*** DATA IN THIS EXERCISE Section Begins ***

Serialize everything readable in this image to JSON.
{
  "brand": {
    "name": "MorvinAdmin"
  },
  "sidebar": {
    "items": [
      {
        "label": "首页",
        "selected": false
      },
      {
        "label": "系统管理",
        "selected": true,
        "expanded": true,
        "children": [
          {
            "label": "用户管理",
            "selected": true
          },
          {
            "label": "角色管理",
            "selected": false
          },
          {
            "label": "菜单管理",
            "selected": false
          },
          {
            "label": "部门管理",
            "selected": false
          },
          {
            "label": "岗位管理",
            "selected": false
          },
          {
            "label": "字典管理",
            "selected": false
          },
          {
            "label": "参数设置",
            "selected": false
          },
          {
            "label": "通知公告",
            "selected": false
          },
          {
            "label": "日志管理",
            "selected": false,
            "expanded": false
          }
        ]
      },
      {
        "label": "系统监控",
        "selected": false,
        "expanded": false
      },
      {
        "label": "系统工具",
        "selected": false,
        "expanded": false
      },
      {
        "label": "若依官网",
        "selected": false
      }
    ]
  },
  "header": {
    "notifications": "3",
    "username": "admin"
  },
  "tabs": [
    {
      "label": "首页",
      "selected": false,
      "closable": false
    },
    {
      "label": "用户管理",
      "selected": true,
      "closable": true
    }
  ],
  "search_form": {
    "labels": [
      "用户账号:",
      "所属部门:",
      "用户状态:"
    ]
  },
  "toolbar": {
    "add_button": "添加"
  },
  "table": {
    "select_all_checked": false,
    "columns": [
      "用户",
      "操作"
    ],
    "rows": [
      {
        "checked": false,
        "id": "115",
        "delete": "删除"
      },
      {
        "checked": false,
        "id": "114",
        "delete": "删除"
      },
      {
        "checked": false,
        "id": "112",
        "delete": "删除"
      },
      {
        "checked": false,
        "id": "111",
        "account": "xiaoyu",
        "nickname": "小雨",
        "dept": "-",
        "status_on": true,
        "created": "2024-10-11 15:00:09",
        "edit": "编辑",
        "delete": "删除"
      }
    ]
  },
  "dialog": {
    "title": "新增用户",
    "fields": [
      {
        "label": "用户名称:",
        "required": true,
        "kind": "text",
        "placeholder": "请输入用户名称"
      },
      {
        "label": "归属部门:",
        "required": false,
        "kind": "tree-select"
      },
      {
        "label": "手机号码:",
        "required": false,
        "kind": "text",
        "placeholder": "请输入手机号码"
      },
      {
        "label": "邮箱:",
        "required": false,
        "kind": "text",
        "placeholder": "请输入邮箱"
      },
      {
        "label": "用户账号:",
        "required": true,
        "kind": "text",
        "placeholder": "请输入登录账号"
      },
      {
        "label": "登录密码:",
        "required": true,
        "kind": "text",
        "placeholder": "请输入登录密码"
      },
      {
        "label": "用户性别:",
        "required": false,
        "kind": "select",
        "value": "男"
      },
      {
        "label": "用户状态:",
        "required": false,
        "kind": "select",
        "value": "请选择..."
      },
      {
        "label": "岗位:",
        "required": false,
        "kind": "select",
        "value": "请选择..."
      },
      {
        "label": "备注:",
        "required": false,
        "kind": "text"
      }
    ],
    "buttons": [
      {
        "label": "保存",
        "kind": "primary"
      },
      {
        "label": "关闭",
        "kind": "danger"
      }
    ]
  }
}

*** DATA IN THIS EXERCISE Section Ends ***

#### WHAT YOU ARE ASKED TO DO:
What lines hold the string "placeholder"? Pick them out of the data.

#### ANSWER TO THIS EXERCISE:
        "placeholder": "请输入用户名称"
        "placeholder": "请输入手机号码"
        "placeholder": "请输入邮箱"
        "placeholder": "请输入登录账号"
        "placeholder": "请输入登录密码"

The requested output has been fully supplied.